Pro Tip: Before you start cruising, find out Should You Warm Up Your Engine Before Driving?
How Do I Know if My Engine Threw a Rod?
Just like every mechanical mishap, there are a few different ways to tell if you have a connecting rod that has gone awry. One of the biggest hint factors for a bad connecting rod is a knock in your engine. If your engine is knocking, something is loose inside your block. If something is loose enough to knock around inside your engine, you’re looking at trouble ahead.
A low oil pressure light on your dash is another hint of trouble with your engine. If you can’t get the engine oil pressure to stay in the normal range, there’s a problem.
A visual inspection could also give you a clear answer on whether or not your engine has thrown a rod. If the rod pierces the engine’s shell, you’ll see it sticking out like a compound fracture.
How Much Does It Cost to Fix an Engine Rod?
Depending on the type of engine being fixed, rod repair could cost you anywhere from $2,000 to $4,000 to complete. Mechanics have to pull the engine and take it apart. They’d also have to replace any burnt-up seals, gaskets, connecting rod bearings, and cylinder head bolts, and flush the engine and cooler lines. It’s a big job that comes with a hefty price tag.
Sometimes it’s just better to get a new engine, especially if the vehicle is an older model. Refurbishing an engine after it has “thrown a rod” will take some time to complete. Don’t expect your vehicle to be up and running in just a few hours.
What Happens If Your Engine Blows While Driving?
Throwing a connector rod is a very serious mechanical issue for your vehicle. If your engine throws a rod while driving down the road, you’ll definitely know there’s a problem right away. Driving at 6000 RPMs to 8000 RPMs when the rod breaks? It’ll likely just blow your engine apart.
If you’re driving slow when it happens, you’ll likely hear a lot of loud knocking under the hood. It’s important that you shut the engine off as soon as possible if you think you have thrown a connector rod.
Take Care of Your Engine
Voila! Now you understand the basics of what the term “thrown a rod” means. Overall, you should always take good care of your engine to avoid putting yourself in a bad spot.
Make sure your oil is always fresh and full. Don’t rev your engine up into the higher RPMs all the time, and keep an ear out for any weird sounds.
Has your engine ever “thrown a rod”? Drop a comment below!
Discover the Best Free Camping Across the USA

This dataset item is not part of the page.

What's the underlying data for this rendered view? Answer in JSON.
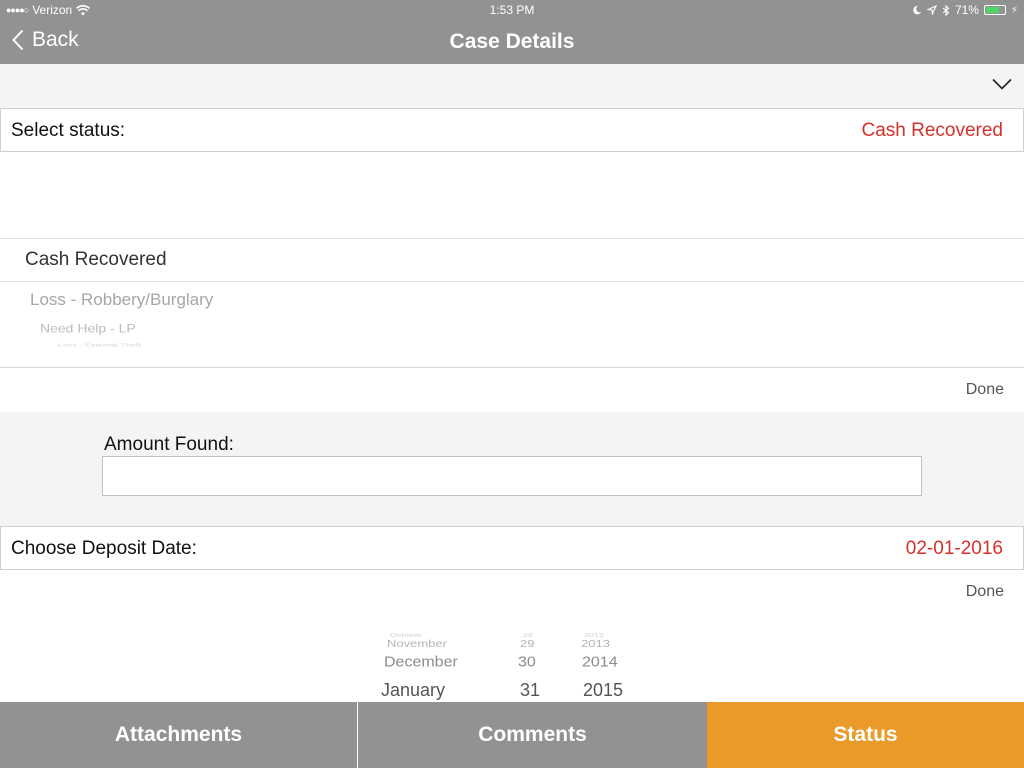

To be honest with you, we hate paying for camping. There are so many free campsites in America (with complete privacy).
You should give it a try!
As a matter of fact, these free campsites are yours. Every time you pay federal taxes, you’re contributing to these lands.
Become a FREE CAMPING INSIDER and join the 100,000 campers that love to score the best site!
We’ll send you the 50 Best Free Campsites in the USA (one per state). Access the list by submitting your email below:
Good Info Viber’s! As a retired Auto Tec, I hate to say it, but Labor costs are so high and machine shop / new parts prices as well you are most the time better off to just go get a low mile used motor and plunk it in! I’m talking about serious issues that require tearing down the engine of course! Even a Jasper or other good reman engine is an option.
Your cost estimate is way too low. No I’ve never had a engine that threw a rod, but have repaired ones that had.
Lack of oil or oil that needed changing long ago is the most often cause.
Engine oil changes are cheap compared to overhauls.
As a Auto/Truck mechanic for 32 years, I have seen very few engines that can be repaired with a broken rod. In most cases the end of the rod still connected to the crankshaft is flailing around making holes in the block/oil pan. As Jeff below mentioned, a good low Mileage used engine or a remanufactured engine is the best route. It will also result in at least 8 days to replace an engine if they find one quickly. It was so much easier back with carburetor/distributor gas engines/ older Diesel engines with no electronic sensors/controls. Back then I could replace an engine in a little over a day.